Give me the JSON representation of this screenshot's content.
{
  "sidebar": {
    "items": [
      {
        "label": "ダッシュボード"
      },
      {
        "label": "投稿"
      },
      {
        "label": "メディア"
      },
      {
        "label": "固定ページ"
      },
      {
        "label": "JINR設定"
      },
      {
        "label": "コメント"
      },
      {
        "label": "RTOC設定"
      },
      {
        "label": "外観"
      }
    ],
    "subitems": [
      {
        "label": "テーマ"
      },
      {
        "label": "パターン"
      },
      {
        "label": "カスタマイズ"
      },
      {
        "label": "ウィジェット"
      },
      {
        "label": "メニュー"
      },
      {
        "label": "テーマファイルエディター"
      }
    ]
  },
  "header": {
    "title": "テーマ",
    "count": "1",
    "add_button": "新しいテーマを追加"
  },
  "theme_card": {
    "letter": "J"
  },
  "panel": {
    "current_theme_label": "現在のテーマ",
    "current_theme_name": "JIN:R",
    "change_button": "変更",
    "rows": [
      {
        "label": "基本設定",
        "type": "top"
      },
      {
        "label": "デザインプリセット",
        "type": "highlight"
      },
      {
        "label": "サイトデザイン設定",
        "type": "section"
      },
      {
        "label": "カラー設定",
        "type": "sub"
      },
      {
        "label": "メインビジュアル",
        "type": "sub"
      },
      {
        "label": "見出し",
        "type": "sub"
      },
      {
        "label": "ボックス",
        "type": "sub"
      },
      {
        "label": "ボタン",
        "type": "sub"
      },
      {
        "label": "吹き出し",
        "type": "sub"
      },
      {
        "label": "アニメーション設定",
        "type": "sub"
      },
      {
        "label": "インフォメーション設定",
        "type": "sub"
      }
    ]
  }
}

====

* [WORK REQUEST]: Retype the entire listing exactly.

* [EXERCISE RESPONSE]:
Give me the JSON representation of this screenshot's content.
{
  "sidebar": {
    "items": [
      {
        "label": "ダッシュボード"
      },
      {
        "label": "投稿"
      },
      {
        "label": "メディア"
      },
      {
        "label": "固定ページ"
      },
      {
        "label": "JINR設定"
      },
      {
        "label": "コメント"
      },
      {
        "label": "RTOC設定"
      },
      {
        "label": "外観"
      }
    ],
    "subitems": [
      {
        "label": "テーマ"
      },
      {
        "label": "パターン"
      },
      {
        "label": "カスタマイズ"
      },
      {
        "label": "ウィジェット"
      },
      {
        "label": "メニュー"
      },
      {
        "label": "テーマファイルエディター"
      }
    ]
  },
  "header": {
    "title": "テーマ",
    "count": "1",
    "add_button": "新しいテーマを追加"
  },
  "theme_card": {
    "letter": "J"
  },
  "panel": {
    "current_theme_label": "現在のテーマ",
    "current_theme_name": "JIN:R",
    "change_button": "変更",
    "rows": [
      {
        "label": "基本設定",
        "type": "top"
      },
      {
        "label": "デザインプリセット",
        "type": "highlight"
      },
      {
        "label": "サイトデザイン設定",
        "type": "section"
      },
      {
        "label": "カラー設定",
        "type": "sub"
      },
      {
        "label": "メインビジュアル",
        "type": "sub"
      },
      {
        "label": "見出し",
        "type": "sub"
      },
      {
        "label": "ボックス",
        "type": "sub"
      },
      {
        "label": "ボタン",
        "type": "sub"
      },
      {
        "label": "吹き出し",
        "type": "sub"
      },
      {
        "label": "アニメーション設定",
        "type": "sub"
      },
      {
        "label": "インフォメーション設定",
        "type": "sub"
      }
    ]
  }
}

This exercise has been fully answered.